And while I argued back then as I do now that mind wandering and doodling are important moments of reflection, the larger point remained that these were visual cues that something was off in the learning environment.
Visual Cues in a 1:1
Today, this isn’t as easy in a 1:1 learning environment. We need to retrain ourselves about visual cues and be cautious about assumptions.
- is a smile while looking at their screen a sign of being disconnected from the moment
- is a chuckle while looking at their screen a sign of being disconnected from the moment
- is an intense glare while looking at their screen a sign of being disconnected from the moment
- is an extended focus on the screen a sign of being disconnected from the moment
- is a rush of excitement while looking at the screen a sign of being disconnected from the moment
I taught in a 1:1 learning environment for three years. This was such a challenge to retrain my brain and not to make assumptions. It is unnerving to wonder so much when the cues were so clear prior to the technology.
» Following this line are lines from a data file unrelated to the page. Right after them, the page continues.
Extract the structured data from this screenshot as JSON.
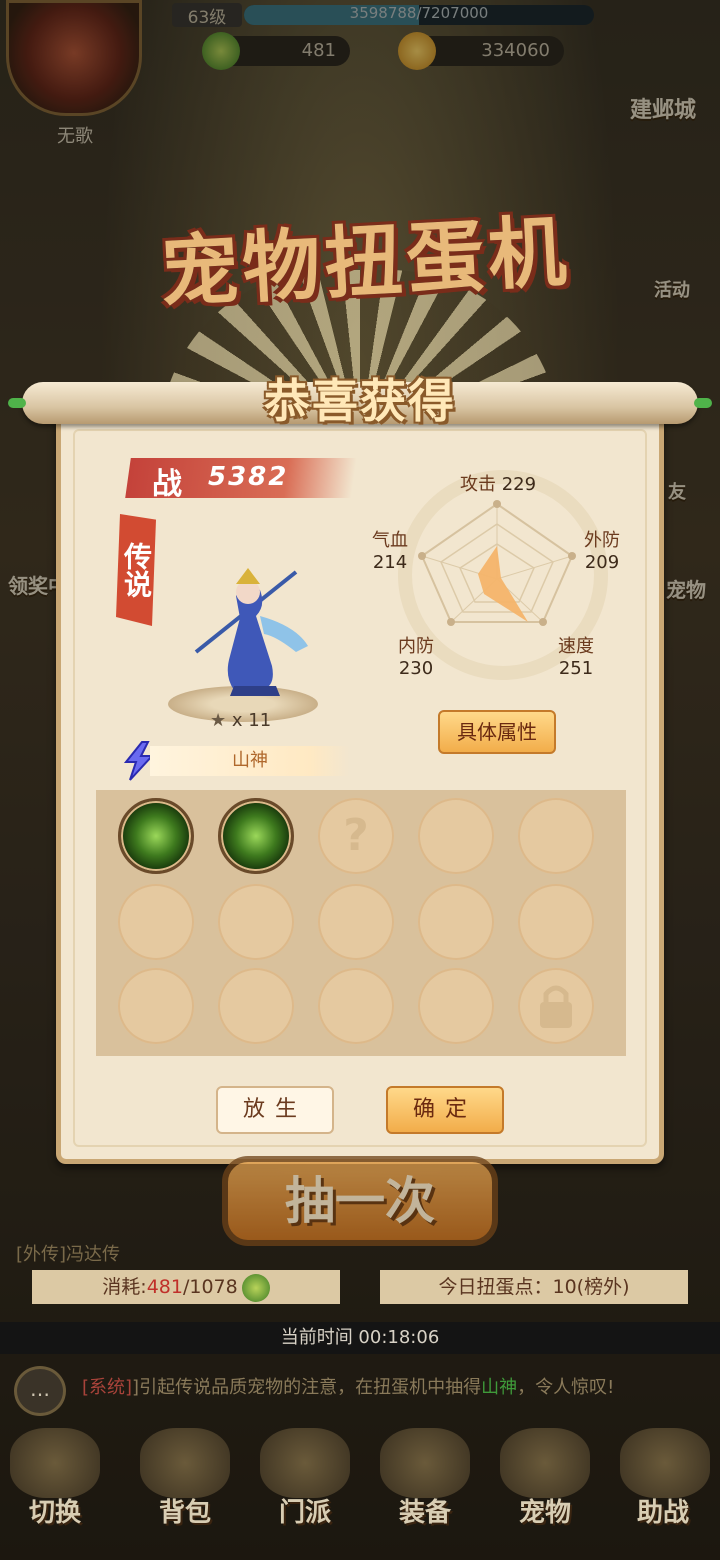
{
  "hud": {
    "player_name": "无歌",
    "level": "63级",
    "exp_text": "3598788/7207000",
    "exp_fraction": 0.499,
    "currency_1": "481",
    "currency_2": "334060"
  },
  "side_buttons": {
    "top_right": "建邺城",
    "activity": "活动",
    "friends": "友",
    "pet": "宠物",
    "reward": "领奖中"
  },
  "title": "宠物扭蛋机",
  "dialog": {
    "banner": "恭喜获得",
    "power_label": "战",
    "power_value": "5382",
    "rarity": "传说",
    "star_count": "x 11",
    "pet_name": "山神",
    "stats": {
      "attack_label": "攻击",
      "attack": "229",
      "hp_label": "气血",
      "hp": "214",
      "outer_def_label": "外防",
      "outer_def": "209",
      "inner_def_label": "内防",
      "inner_def": "230",
      "speed_label": "速度",
      "speed": "251"
    },
    "detail_button": "具体属性",
    "release_button": "放生",
    "confirm_button": "确定",
    "skill_slot_unknown": "?"
  },
  "draw_button": "抽一次",
  "outer_story": "[外传]冯达传",
  "cost": {
    "label": "消耗:",
    "current": "481",
    "total": "/1078"
  },
  "gacha_points": "今日扭蛋点：10(榜外)",
  "current_time": "当前时间 00:18:06",
  "system_message": {
    "tag": "[系统]",
    "text_1": "]引起传说品质宠物的注意，在扭蛋机中抽得",
    "highlight": "山神",
    "text_2": "，令人惊叹!"
  },
  "nav": [
    "切换",
    "背包",
    "门派",
    "装备",
    "宠物",
    "助战"
  ]
}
How are pre-service universities adjusting teacher learning in terms of visual cues of boredom and distraction? How are we working with current teachers on visual cues for boredom and distraction?
Risk is a scary word especially in schools. If we talk about risk-taking, how will it be interpreted? Will students think we are giving them permission to try harmful things? Will teachers design poor learning experiences? Will administrators create uncomfortable situation for the district due to public transparency?
Risk-taking often raises those yellow and even red flags.
But then you hear or see stories of what happens when you take risks, when you look over the edge without fear. Stories like Sage Kotsenburg and the risk he took this year on the biggest stage: the Olympics.
“I like doing crazy things, like spontaneous moves. I’ve never even tried the trick I did on the last jump. I thought about it before the run. But once you’re going into it, if you’re thinking it, you’re going to fall on your face.” Kotsenburg
On his last jump, he attempts a trick that he hadn’t done before that moment. He hadn’t practiced it. He hadn’t rehearsed it. He hadn’t pondered it. He let the moment guide him and he took a chance.
He took a risk. He took the Gold.
Image: Sports Center Twitter